Regular water quality assessments serve as an early-warning system to identify potential threats before they cause widespread harm.
Water filtration methods such as reverse osmosis and activated carbon filters play a critical role in removing harmful contaminants. The effectiveness of these methods is contingent upon their proper installation and maintenance.
Furthermore, public education about responsible waste disposal can significantly reduce the levels of toxic substances entering the water supply.
During high-risk periods when contamination is detected or suspected in the primary source of drinking water, it becomes necessary to provide communities with alternative safe drinking sources until remediation efforts are complete. This strategy can significantly reduce direct exposure to harmful toxins.
In addition to these preventive measures, health monitoring protocols should be in place for individuals residing in areas known for water contamination issues. These protocols could include regular health screenings that focus on cognitive function tests given the established link between toxic water exposure and brain impairments identified in previous subtopics. Such measures would not only aid early detection but also facilitate timely intervention, thereby reducing the long-term impact on cognitive functions.
The implementation of these integrated strategies necessitates considerable resources but represents a crucial investment towards safeguarding public health from potentially catastrophic consequences associated with toxic water exposure.
Frequently Asked Questions
What Other Areas Globally Have Experienced Similar Toxic Water Crises as Camp Lejeune?
Global water contamination incidents similar to Camp Lejeune have occurred in Flint, Michigan; Minamata, Japan; and Grassy Narrows, Canada. These cases necessitated the implementation of various toxicity mitigation strategies to address health implications.
Are There Any Legal Actions Taken Against the Perpetrators of the Toxic Water Crisis at Camp Lejeune?

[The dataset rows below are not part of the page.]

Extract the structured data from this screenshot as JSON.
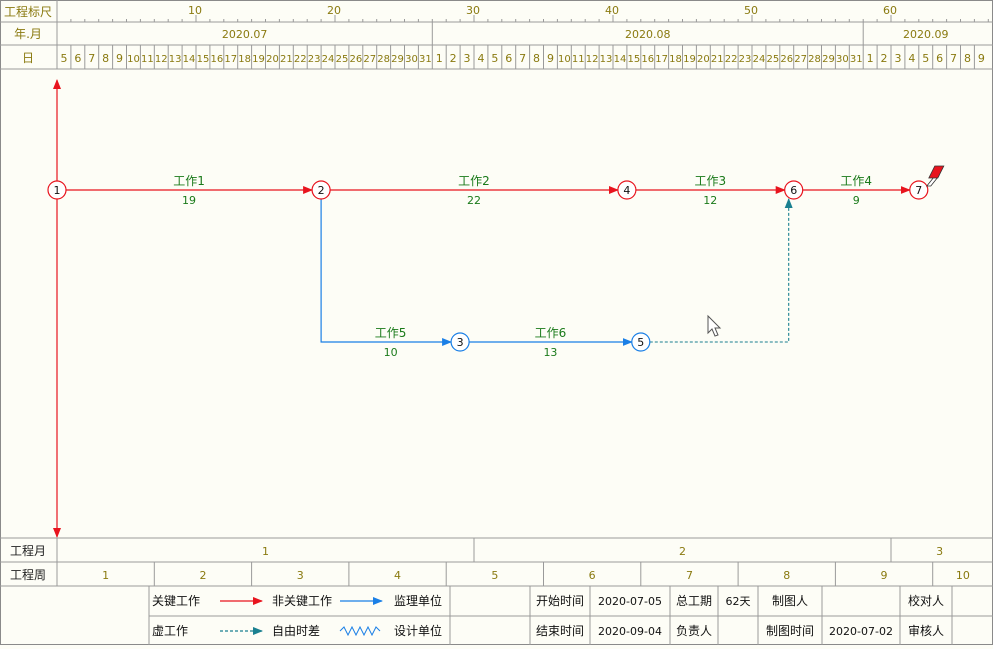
{
  "header": {
    "ruler_label": "工程标尺",
    "month_label": "年.月",
    "day_label": "日",
    "ruler_ticks": [
      "10",
      "20",
      "30",
      "40",
      "50",
      "60"
    ],
    "months": [
      "2020.07",
      "2020.08",
      "2020.09"
    ],
    "days": [
      "5",
      "6",
      "7",
      "8",
      "9",
      "10",
      "11",
      "12",
      "13",
      "14",
      "15",
      "16",
      "17",
      "18",
      "19",
      "20",
      "21",
      "22",
      "23",
      "24",
      "25",
      "26",
      "27",
      "28",
      "29",
      "30",
      "31",
      "1",
      "2",
      "3",
      "4",
      "5",
      "6",
      "7",
      "8",
      "9",
      "10",
      "11",
      "12",
      "13",
      "14",
      "15",
      "16",
      "17",
      "18",
      "19",
      "20",
      "21",
      "22",
      "23",
      "24",
      "25",
      "26",
      "27",
      "28",
      "29",
      "30",
      "31",
      "1",
      "2",
      "3",
      "4",
      "5",
      "6",
      "7",
      "8",
      "9"
    ]
  },
  "network": {
    "nodes": [
      {
        "id": "1",
        "type": "critical",
        "day": 0,
        "row": "main"
      },
      {
        "id": "2",
        "type": "critical",
        "day": 19,
        "row": "main"
      },
      {
        "id": "4",
        "type": "critical",
        "day": 41,
        "row": "main"
      },
      {
        "id": "6",
        "type": "critical",
        "day": 53,
        "row": "main"
      },
      {
        "id": "7",
        "type": "critical",
        "day": 62,
        "row": "main"
      },
      {
        "id": "3",
        "type": "noncritical",
        "day": 29,
        "row": "lower"
      },
      {
        "id": "5",
        "type": "noncritical",
        "day": 42,
        "row": "lower"
      }
    ],
    "activities": [
      {
        "name": "工作1",
        "duration": "19",
        "from": "1",
        "to": "2",
        "type": "critical"
      },
      {
        "name": "工作2",
        "duration": "22",
        "from": "2",
        "to": "4",
        "type": "critical"
      },
      {
        "name": "工作3",
        "duration": "12",
        "from": "4",
        "to": "6",
        "type": "critical"
      },
      {
        "name": "工作4",
        "duration": "9",
        "from": "6",
        "to": "7",
        "type": "critical"
      },
      {
        "name": "工作5",
        "duration": "10",
        "from": "2",
        "to": "3",
        "type": "noncritical"
      },
      {
        "name": "工作6",
        "duration": "13",
        "from": "3",
        "to": "5",
        "type": "noncritical"
      }
    ],
    "dummy": {
      "from": "5",
      "to": "6"
    }
  },
  "footer": {
    "month_row_label": "工程月",
    "week_row_label": "工程周",
    "months": [
      "1",
      "2",
      "3"
    ],
    "weeks": [
      "1",
      "2",
      "3",
      "4",
      "5",
      "6",
      "7",
      "8",
      "9",
      "10"
    ]
  },
  "legend": {
    "critical": "关键工作",
    "noncritical": "非关键工作",
    "supervisor": "监理单位",
    "dummy": "虚工作",
    "free_float": "自由时差",
    "designer": "设计单位"
  },
  "info": {
    "start_label": "开始时间",
    "start_value": "2020-07-05",
    "end_label": "结束时间",
    "end_value": "2020-09-04",
    "duration_label": "总工期",
    "duration_value": "62天",
    "owner_label": "负责人",
    "drafter_label": "制图人",
    "draw_time_label": "制图时间",
    "draw_time_value": "2020-07-02",
    "checker_label": "校对人",
    "reviewer_label": "审核人"
  },
  "colors": {
    "critical": "#e8141e",
    "noncritical": "#1a7fe6",
    "dummy": "#1a8090",
    "header_text": "#8a7a10",
    "label_text": "#1a7a1a",
    "grid": "#8a8a8a"
  }
}
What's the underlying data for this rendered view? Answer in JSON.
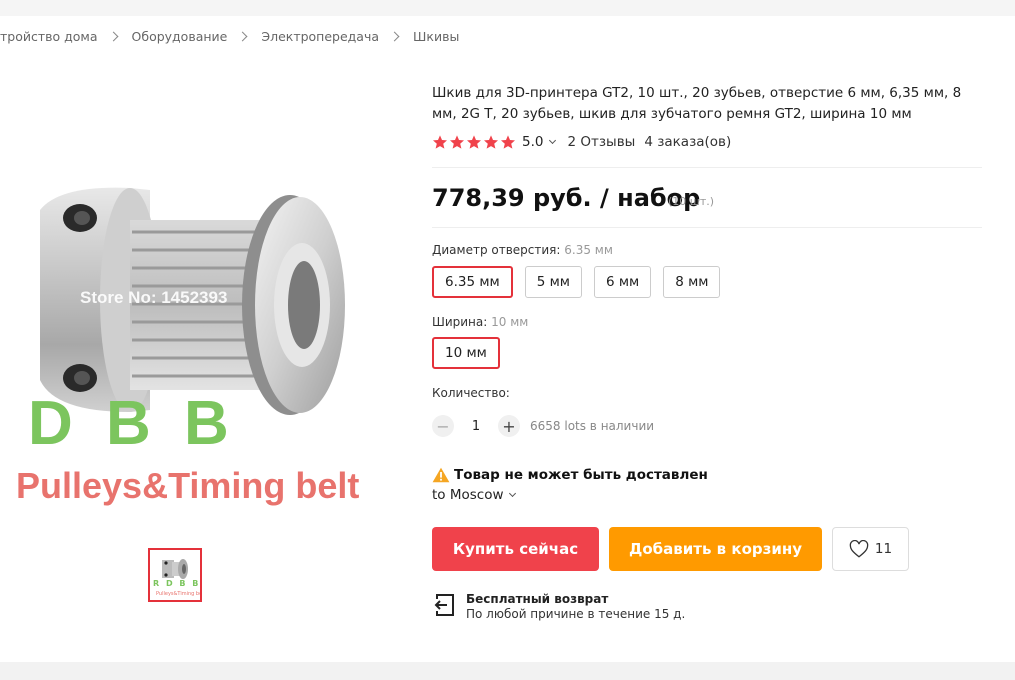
{
  "breadcrumb": [
    "тройство дома",
    "Оборудование",
    "Электропередача",
    "Шкивы"
  ],
  "gallery": {
    "watermark": "Store No: 1452393",
    "brand": "D B B",
    "thumb_brand": "R D B B",
    "caption": "Pulleys&Timing belt"
  },
  "product": {
    "title": "Шкив для 3D-принтера GT2, 10 шт., 20 зубьев, отверстие 6 мм, 6,35 мм, 8 мм, 2G T, 20 зубьев, шкив для зубчатого ремня GT2, ширина 10 мм",
    "rating": "5.0",
    "stars": 5,
    "reviews": "2 Отзывы",
    "orders": "4 заказа(ов)",
    "price": "778,39 руб. / набор",
    "price_note": "(10 шт.)"
  },
  "options": {
    "bore_label": "Диаметр отверстия:",
    "bore_selected": "6.35 мм",
    "bore": [
      "6.35 мм",
      "5 мм",
      "6 мм",
      "8 мм"
    ],
    "width_label": "Ширина:",
    "width_selected": "10 мм",
    "width": [
      "10 мм"
    ]
  },
  "quantity": {
    "label": "Количество:",
    "minus": "−",
    "value": "1",
    "plus": "+",
    "stock": "6658 lots в наличии"
  },
  "shipping": {
    "warning": "Товар не может быть доставлен",
    "to": "to Moscow"
  },
  "actions": {
    "buy": "Купить сейчас",
    "cart": "Добавить в корзину",
    "wish_count": "11"
  },
  "return_policy": {
    "title": "Бесплатный возврат",
    "text": "По любой причине в течение 15 д."
  },
  "colors": {
    "accent_red": "#f0424b",
    "accent_orange": "#ff9a00",
    "star": "#f0424b"
  }
}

Legal actions have indeed been initiated against those responsible for the Camp Lejeune toxic water crisis. However, legal loopholes and challenges in establishing perpetrator accountability have complicated the path to justice and reparations.
What Are the Long-Term Mental Health Impacts on the Residents of Camp Lejeune Due to This Crisis?
Long-term neurodegenerative implications and behavioral changes are observed in Camp Lejeune residents due to toxic water exposure. Studies suggest increased risks of memory disorders, mood alterations, and cognitive impairments as potential health outcomes.
How Has the Toxic Water Crisis at Camp Lejeune Influenced National Water Safety Policies and Regulations?
The toxic water crisis at Camp Lejeune has significantly influenced policy evolution and the establishment of stricter national water safety regulations, underscoring the grave contamination consequences on public health and environmental wellbeing.
Are There Any Support Groups or Resources Available for the Victims of the Camp Lejeune Toxic Water Crisis?
Support resources for victims of the Camp Lejeune toxic water crisis include victim compensation programs and crisis communication strategies. Such measures offer financial assistance and vital information to those affected by the environmental disaster.
In conclusion, the toxic water crisis at Camp Lejeune underscores the critical need for stringent surveillance and monitoring of water supplies.
Extensive research has revealed a substantial link between contaminated water and neurological disorders, emphasizing the grave impact of environmental toxins on brain functions.
Through proactive mitigation strategies and robust policies, it is possible to prevent potential cognitive impairments arising from such exposure and safeguard public health.